Study groups

 

 

This research cluster focuses on how the social and relational mode of existence of art is expressed in the artwork itself. Through historical, analytical, and theoretical approaches to artworks and aesthetic processes, we aim to describe and better understand the specificity of art by considering is as an appearance, in a twofold sense of the word. On the one hand, artistic expressions present something which appears – a sensation, an experience, an insight that is being articulated in the material and medial form of the artwork. And on the other, the work of art itself appears as its sensual form interfaces toward a public or a beholder; it has a form that impinge on somebody.

Appearance, then, is about the instantiation of human experiences in and of the world, and it is about the event of presenting the work as a sensate reality that reach out to others. This research is theoretically driven as a reassessment of central positions in modern aesthetic theory, specifically aimed at highlighting how social (and societal) relations and forms of communality are mediated and negotiated in the dual processes of appearance. To this end, we mobilise approaches from a broad range of traditions, including social theory, critical philosophy, anthropology, feminism, black studies, and history of science , to gauge the roles and functions of art as appearance in a social field.

 

 

In the group we study the relational mesh of institutions, exhibitions, curating and other nodes that connect the production and reception of artistic objects and processes.

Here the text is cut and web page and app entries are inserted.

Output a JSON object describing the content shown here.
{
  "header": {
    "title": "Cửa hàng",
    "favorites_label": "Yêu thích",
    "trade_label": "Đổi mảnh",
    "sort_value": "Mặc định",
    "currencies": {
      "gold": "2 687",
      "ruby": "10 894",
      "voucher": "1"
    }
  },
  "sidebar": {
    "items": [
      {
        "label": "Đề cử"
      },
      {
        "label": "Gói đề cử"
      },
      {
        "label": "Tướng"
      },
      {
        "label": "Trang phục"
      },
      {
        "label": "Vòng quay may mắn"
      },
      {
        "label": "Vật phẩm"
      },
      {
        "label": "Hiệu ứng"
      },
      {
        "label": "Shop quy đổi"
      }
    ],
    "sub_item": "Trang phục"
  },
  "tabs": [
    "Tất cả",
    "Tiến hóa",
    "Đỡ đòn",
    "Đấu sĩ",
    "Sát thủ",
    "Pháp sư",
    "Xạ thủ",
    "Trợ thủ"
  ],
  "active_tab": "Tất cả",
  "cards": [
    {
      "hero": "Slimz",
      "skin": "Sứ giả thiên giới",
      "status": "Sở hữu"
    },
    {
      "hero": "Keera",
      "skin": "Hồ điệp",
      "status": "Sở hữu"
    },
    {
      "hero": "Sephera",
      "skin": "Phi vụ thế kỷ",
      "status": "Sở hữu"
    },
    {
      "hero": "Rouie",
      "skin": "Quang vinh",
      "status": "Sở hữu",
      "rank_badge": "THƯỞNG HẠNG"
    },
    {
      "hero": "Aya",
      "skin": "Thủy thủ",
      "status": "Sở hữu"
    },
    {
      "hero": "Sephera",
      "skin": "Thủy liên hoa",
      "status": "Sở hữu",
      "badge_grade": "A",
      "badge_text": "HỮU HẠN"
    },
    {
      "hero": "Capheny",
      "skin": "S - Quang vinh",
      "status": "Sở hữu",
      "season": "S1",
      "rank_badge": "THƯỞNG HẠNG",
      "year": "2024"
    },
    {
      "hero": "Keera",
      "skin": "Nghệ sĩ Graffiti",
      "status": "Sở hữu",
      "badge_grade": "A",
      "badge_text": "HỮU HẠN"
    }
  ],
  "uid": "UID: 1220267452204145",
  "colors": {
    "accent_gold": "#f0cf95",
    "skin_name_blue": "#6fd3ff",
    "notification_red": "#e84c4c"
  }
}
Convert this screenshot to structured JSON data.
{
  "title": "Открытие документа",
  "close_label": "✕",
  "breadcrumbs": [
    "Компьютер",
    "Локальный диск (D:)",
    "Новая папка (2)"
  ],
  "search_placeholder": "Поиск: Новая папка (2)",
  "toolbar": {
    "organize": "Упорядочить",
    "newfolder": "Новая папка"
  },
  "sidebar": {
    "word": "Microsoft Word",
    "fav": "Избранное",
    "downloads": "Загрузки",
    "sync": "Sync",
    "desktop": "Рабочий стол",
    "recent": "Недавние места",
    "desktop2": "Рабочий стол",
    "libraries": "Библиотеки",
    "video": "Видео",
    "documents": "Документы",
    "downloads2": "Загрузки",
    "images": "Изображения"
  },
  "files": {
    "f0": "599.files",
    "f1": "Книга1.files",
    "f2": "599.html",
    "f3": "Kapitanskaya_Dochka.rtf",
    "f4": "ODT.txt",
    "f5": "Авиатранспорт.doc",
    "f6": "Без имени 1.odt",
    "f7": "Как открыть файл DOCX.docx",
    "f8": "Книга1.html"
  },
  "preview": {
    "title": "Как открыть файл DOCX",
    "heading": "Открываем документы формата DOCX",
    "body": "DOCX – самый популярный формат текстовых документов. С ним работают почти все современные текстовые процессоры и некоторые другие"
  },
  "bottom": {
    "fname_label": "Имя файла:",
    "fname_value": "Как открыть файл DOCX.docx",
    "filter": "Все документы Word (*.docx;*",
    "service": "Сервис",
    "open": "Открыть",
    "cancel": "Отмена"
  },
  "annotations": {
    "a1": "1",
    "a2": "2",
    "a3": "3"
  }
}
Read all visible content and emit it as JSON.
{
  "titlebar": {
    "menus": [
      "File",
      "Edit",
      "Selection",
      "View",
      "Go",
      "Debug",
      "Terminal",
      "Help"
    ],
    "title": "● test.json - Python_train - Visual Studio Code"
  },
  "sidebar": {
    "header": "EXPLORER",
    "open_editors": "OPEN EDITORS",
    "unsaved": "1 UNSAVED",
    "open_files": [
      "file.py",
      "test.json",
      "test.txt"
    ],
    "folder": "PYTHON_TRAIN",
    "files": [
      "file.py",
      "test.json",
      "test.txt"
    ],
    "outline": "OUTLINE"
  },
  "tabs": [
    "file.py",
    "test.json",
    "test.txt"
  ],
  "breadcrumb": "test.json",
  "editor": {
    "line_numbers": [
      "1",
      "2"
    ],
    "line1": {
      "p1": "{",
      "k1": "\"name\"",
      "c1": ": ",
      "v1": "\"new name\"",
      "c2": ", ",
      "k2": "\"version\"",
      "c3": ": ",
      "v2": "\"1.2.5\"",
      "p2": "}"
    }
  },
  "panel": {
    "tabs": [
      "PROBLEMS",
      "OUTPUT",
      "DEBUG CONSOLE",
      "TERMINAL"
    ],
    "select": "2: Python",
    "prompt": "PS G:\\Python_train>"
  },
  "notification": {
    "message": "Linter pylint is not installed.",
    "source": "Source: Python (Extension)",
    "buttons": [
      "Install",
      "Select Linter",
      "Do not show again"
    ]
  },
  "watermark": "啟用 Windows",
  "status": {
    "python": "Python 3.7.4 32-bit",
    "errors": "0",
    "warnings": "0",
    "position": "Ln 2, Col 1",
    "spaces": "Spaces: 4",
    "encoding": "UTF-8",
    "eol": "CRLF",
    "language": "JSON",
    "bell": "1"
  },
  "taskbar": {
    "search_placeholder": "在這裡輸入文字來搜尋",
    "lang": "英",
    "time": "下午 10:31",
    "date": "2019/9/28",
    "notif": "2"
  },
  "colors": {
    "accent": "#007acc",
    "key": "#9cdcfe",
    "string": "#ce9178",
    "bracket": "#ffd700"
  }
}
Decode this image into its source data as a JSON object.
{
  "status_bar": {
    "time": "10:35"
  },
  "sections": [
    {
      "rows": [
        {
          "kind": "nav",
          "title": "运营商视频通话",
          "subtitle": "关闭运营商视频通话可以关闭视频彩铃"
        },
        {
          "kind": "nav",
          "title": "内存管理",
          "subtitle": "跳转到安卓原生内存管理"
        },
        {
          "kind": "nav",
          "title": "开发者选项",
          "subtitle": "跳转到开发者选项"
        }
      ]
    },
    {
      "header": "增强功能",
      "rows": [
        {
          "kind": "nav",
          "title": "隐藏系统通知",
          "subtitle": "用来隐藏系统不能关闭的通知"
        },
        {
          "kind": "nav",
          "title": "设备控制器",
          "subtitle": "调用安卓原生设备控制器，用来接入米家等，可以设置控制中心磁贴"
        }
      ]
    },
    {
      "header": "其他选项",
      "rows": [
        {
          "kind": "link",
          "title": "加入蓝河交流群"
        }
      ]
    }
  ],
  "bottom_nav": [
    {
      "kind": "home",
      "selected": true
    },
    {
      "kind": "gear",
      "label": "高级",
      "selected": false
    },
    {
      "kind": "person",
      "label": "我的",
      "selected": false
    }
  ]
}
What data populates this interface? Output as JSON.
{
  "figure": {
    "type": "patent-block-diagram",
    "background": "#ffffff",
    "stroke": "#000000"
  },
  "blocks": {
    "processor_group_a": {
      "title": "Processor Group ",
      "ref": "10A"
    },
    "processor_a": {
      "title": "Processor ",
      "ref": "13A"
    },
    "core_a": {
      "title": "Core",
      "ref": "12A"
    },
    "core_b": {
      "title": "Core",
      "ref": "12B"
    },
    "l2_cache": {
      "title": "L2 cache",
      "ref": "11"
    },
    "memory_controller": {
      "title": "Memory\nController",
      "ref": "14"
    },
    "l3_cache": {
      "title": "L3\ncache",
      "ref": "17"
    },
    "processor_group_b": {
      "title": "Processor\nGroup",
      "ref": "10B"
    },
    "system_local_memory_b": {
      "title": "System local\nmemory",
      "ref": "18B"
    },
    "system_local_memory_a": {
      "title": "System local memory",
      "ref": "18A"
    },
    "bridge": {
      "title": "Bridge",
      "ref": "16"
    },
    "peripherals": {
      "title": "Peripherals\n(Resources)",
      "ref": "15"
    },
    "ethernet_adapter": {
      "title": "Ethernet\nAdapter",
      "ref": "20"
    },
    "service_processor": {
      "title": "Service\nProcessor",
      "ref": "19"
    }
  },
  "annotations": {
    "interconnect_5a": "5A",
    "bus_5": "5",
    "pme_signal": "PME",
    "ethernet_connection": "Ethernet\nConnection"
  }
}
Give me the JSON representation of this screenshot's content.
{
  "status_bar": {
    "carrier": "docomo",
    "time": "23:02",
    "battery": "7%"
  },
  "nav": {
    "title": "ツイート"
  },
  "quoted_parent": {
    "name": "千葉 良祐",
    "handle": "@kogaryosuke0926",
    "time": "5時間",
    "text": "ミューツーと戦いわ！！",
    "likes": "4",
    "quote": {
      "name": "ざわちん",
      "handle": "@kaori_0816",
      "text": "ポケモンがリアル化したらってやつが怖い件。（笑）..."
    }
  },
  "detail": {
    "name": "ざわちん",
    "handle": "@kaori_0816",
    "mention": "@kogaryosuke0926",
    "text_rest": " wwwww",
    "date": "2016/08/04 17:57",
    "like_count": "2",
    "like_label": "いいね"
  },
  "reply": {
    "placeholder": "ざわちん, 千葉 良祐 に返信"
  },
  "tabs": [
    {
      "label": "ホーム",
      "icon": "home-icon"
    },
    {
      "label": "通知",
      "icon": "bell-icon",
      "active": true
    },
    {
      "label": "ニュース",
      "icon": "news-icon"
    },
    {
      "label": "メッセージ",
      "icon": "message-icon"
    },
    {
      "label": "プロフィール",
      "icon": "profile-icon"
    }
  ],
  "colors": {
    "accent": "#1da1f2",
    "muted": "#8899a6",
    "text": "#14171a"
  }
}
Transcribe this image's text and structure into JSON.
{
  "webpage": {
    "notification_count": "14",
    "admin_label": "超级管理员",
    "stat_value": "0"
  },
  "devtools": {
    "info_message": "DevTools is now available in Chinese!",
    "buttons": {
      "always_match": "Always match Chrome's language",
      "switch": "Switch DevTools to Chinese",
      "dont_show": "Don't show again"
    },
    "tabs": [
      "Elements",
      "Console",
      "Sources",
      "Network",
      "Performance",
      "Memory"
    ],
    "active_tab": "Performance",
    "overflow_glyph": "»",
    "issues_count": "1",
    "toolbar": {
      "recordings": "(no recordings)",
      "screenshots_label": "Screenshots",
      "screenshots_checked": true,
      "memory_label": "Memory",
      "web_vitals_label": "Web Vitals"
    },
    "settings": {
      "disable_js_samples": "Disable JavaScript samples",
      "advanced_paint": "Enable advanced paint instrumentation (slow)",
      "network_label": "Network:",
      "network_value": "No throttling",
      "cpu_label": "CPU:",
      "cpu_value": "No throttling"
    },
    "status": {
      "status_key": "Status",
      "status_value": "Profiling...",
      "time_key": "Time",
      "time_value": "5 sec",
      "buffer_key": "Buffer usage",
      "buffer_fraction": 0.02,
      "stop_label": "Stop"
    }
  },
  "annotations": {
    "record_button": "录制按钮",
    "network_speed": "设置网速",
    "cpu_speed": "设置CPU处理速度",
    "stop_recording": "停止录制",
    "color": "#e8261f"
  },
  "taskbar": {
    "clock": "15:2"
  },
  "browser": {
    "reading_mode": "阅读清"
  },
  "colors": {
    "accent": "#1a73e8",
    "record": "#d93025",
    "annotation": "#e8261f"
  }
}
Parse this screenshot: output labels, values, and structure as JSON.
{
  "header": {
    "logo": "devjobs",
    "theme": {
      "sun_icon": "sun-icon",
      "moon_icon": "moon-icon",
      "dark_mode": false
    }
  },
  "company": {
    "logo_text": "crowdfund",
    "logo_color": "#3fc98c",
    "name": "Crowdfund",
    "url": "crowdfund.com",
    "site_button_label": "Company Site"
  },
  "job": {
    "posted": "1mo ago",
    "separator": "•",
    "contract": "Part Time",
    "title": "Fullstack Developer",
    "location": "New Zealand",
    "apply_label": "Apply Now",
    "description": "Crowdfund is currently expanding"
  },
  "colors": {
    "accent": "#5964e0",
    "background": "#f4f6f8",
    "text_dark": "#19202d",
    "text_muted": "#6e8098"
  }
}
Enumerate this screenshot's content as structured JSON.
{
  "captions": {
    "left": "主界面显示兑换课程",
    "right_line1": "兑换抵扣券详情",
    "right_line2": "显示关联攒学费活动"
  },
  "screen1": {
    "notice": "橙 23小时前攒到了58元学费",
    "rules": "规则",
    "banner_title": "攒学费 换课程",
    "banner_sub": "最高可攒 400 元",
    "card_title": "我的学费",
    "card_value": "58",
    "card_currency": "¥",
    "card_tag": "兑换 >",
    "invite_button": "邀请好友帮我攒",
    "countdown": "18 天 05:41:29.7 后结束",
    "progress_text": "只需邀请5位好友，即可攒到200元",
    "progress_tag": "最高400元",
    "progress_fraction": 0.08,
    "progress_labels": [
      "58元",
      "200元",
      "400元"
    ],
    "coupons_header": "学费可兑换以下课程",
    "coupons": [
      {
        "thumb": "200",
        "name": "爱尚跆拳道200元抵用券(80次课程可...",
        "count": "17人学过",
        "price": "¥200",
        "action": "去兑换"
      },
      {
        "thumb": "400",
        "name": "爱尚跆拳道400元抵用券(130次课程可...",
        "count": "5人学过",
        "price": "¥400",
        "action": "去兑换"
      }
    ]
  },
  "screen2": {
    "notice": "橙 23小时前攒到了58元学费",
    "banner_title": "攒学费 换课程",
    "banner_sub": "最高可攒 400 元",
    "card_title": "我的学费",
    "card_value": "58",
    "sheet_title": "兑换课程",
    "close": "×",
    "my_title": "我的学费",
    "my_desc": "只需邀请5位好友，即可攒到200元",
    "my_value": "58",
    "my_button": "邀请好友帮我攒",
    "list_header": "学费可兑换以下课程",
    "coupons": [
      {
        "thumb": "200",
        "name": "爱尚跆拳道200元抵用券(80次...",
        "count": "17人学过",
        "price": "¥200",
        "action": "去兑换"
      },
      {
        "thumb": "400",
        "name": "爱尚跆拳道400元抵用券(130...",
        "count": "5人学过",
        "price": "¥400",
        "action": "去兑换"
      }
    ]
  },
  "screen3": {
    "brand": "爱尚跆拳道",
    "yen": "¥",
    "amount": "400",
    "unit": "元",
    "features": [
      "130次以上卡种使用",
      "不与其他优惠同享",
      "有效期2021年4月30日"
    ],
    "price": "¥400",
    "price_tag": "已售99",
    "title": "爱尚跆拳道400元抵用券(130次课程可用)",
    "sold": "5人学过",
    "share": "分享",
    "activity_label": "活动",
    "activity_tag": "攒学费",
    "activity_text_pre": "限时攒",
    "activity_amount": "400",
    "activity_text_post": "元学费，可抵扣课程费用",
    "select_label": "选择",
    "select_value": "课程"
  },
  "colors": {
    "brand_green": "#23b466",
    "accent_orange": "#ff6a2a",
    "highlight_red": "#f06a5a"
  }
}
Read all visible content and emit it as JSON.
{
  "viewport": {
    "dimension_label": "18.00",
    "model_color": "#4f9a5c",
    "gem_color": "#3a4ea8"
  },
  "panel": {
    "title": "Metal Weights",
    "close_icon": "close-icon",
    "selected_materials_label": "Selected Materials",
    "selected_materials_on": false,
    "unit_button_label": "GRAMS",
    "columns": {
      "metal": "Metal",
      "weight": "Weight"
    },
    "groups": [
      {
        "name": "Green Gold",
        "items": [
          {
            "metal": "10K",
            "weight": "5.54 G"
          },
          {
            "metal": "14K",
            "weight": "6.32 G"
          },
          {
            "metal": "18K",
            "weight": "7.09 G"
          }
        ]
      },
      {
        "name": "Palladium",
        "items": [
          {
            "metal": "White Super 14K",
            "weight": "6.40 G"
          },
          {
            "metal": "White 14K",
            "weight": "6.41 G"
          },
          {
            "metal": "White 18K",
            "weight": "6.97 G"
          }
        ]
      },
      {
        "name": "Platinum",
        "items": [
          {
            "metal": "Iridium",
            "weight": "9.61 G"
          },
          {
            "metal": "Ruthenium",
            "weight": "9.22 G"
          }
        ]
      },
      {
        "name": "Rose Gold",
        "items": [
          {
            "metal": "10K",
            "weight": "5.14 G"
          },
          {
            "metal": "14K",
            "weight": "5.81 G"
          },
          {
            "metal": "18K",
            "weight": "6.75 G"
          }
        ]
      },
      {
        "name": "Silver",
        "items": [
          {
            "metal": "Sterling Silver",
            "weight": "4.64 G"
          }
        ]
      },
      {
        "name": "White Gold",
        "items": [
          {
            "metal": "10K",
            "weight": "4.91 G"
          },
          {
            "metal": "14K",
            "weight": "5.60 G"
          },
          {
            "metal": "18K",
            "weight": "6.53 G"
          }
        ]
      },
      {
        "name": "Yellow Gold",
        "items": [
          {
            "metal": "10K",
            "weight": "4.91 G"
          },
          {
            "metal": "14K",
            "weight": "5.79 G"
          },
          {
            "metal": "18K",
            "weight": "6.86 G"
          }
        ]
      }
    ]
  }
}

We work from both historical and contemporary perspectives with issues of feminism, distribution, publics, collective practices, archives, economies, infrastructure, and institutional critique.

Our work is both empirical, practice based and theoretical and is carried equally by strong involvement with the institutional infrastructures we study and critical reflection of the transient forms of communality they produce. We are currently working on a special issue of a journal that examines the imaginaries of publics and commons related to the public art museums in the Nordic region.

Among others, we read and discuss texts by Édouard Glissant, Nora Sternfeld, Elke Krasny, Felix Guattari, Keller Easterling, Howard S. Becker, Geoffrey C. Bowker and Susan Leigh Star and Kate Lacey.

Members fall 2021: Line Ellegaard and Rasmus Holmboe

 

 

Informed by feminist theory, black studies, performance studies, infrastructural studies and media theory, we study the dependencies in cultural production, distribution and consumption: economies, policies, technologies, temporal frames, gatekeeping aesthetic norms, social and domestic relations, emotional labour, structural accessibility and notions of critique.

In the study group, we try to reflect critically on our own implication in such infrastructures of dependency as situated and embodied researchers in an institutional setting and the way this continuously shapes the patterns of attention and practices of border-drawing we reproduce as we read (and think, talk, write).

We currently read and discuss texts by Édouard Glissant, Fred Moten, Stefano Harney, Denise Ferreira da Silva, Judith Butler, Elena Esposito, Jill Stauffer, Elaine Swan, Sara Ahmed.

Members fall 2021: Solveig Daugaard, Cecilie Ullerup Schmidt, Amanda Grimsbo Roswall